> _Task directions_:
The records that follow are to be reproduced verbatim.

▼

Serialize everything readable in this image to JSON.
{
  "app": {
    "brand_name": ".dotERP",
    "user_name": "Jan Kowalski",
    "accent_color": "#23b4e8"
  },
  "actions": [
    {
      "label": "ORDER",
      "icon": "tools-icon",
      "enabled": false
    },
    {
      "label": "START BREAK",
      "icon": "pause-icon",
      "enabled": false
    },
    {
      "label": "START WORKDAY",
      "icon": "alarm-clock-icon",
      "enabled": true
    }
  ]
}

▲

> _Response area_:
Serialize everything readable in this image to JSON.
{
  "app": {
    "brand_name": ".dotERP",
    "user_name": "Jan Kowalski",
    "accent_color": "#23b4e8"
  },
  "actions": [
    {
      "label": "ORDER",
      "icon": "tools-icon",
      "enabled": false
    },
    {
      "label": "START BREAK",
      "icon": "pause-icon",
      "enabled": false
    },
    {
      "label": "START WORKDAY",
      "icon": "alarm-clock-icon",
      "enabled": true
    }
  ]
}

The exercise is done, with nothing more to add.